One of the earliest and perhaps best known Peer to Peer lenders offering fixed interest is Wellesley & Co. Here your investment is combined with funds from other investors and then lent out to individuals and businesses investing in property – so every loan is secured against tangible assets such as residential or commercial property. They then use the interest paid by them to pay competitive rates to investors. Wellesley have lent out over £336m to date.
The current rates (based on receiving monthly interest) are 2.95%, 3.30% and 3.70% over 1, 2 and 3 years respectively. You also have the option to receive interest at maturity, offering up to 3.75% annual interest. Compared to deposit-based fixed rate bonds these headline rates are attractive however these are capital at risk investments, and so you could lose some or all of your initial investment and interest payments are no guaranteed if the borrower fails to repay the loan. Peer to Peer lending is also not covered by the Financial Services Compensation Scheme.
Risk v reward
The principle of risk versus reward means that the search for higher fixed returns leads to the need to consider putting your capital at risk. A good benchmark for assessing your fixed rate investment is to compare what you could get from a fixed rate deposit over a similar timeframe and then consider whether you are prepared to accept the level of risk to your capital in return for the higher fixed rate.
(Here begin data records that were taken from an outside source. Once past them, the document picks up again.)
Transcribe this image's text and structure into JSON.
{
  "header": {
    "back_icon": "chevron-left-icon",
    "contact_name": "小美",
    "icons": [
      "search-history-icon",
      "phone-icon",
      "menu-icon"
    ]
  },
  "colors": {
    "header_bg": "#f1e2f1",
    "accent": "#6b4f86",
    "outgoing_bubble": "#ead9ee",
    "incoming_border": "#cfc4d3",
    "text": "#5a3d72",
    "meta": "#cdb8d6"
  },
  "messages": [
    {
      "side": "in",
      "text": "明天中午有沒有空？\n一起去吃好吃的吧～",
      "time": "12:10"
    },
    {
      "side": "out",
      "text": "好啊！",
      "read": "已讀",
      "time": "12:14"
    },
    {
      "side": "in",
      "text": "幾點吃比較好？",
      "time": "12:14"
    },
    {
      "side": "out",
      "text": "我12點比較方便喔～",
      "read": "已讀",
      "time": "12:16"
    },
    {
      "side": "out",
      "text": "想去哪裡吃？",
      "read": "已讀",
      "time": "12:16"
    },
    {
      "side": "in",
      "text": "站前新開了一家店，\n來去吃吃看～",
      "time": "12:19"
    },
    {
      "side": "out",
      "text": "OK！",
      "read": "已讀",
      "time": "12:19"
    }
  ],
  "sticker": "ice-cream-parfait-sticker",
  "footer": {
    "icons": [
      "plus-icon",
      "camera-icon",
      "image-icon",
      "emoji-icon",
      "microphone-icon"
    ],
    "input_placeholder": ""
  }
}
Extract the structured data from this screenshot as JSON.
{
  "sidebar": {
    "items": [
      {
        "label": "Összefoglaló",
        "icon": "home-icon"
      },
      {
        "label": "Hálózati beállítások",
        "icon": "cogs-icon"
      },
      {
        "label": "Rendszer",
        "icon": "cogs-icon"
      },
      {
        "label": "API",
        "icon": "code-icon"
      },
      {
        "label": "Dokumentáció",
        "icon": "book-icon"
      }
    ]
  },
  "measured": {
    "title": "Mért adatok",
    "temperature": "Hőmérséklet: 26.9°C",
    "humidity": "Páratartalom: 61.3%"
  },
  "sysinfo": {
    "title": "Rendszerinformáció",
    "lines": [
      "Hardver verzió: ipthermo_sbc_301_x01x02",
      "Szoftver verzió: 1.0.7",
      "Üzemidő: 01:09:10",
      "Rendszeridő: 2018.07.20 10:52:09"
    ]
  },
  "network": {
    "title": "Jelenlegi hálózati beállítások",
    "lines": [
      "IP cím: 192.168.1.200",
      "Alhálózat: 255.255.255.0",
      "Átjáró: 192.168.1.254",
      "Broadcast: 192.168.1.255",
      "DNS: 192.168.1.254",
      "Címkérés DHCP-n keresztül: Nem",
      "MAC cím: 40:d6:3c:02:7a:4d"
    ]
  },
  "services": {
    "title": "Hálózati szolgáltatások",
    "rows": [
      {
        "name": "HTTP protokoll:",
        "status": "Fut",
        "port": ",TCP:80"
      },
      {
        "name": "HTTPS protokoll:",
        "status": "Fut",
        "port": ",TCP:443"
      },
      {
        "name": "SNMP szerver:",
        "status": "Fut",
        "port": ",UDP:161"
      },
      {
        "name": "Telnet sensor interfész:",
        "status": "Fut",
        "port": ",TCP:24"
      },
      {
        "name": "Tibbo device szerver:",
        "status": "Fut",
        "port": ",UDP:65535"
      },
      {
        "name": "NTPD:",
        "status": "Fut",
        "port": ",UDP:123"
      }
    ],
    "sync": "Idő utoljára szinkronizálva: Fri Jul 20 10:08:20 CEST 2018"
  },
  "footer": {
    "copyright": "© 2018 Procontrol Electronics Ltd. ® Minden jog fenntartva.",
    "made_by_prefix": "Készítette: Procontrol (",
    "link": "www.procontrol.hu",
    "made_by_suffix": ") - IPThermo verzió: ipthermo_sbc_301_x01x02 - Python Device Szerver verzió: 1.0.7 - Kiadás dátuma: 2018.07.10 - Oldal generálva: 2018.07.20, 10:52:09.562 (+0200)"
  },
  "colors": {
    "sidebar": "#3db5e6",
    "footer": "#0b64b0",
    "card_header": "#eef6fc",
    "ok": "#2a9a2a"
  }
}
Our best three and five year fixed rates are currently offering 1.85% and 2.20% respectively. By accepting risk to your capital, Wellesley would offer fixed interest of 3.70% over three years whilst the Investec plan offers 5.04% over six years, thereby doubling your fixed return over three year and increasing it by 2.84% a year over the longer term. Once you have understood how each plan works, the decision then is whether you are comfortable with putting your capital at risk in return for the higher fixed returns on offer.
No news, feature article or comment should be seen as a personal recommendation to invest. Prior to making any decision to invest, you should ensure that you are familiar with the risks associated with a particular investment. If you are at all unsure of the suitability of a particular investment, both in respect of its objectives and its risk profile, you should seek independent financial advice.
Tax treatment of ISAs depends on your individual circumstances and is based on current law which may be subject to change in the future. Always remember to check whether any charges apply before transferring an ISA.
The Investec Enhanced Income Plan is a structured investment plan which is not capital protected and is not covered by the Financial Services Compensation Scheme (FSCS) for default alone. There is a risk of losing some or all of your initial investment. There is a risk that the company backing the plan or any company associated with the plan may be unable to repay your initial investment and any returns stated. In addition, you may not get back the full amount of your initial investment if the plan is not held for the full term. The past performance of the FTSE 100 Index or any shares listed within the Index is not a guide to their future performance.
Peer to peer savings accounts are not the same as normal savings accounts so you need to consider the features before you invest. Investment through Wellesley & Co involves lending to individuals or companies and therefore your capital is at risk and interest payments are not guaranteed if the borrower fails to repay the loan. In that event, Wellesley Finance would attempt to recover the funds outstanding. However, such security arrangements do not guarantee full return of capital and income. Peer-to-Peer lending is not covered by the Financial Services Compensation Scheme.
AER stands for the Annual Equivalent Rate and illustrates what the interest rate would be if interest was paid and compounded once each year.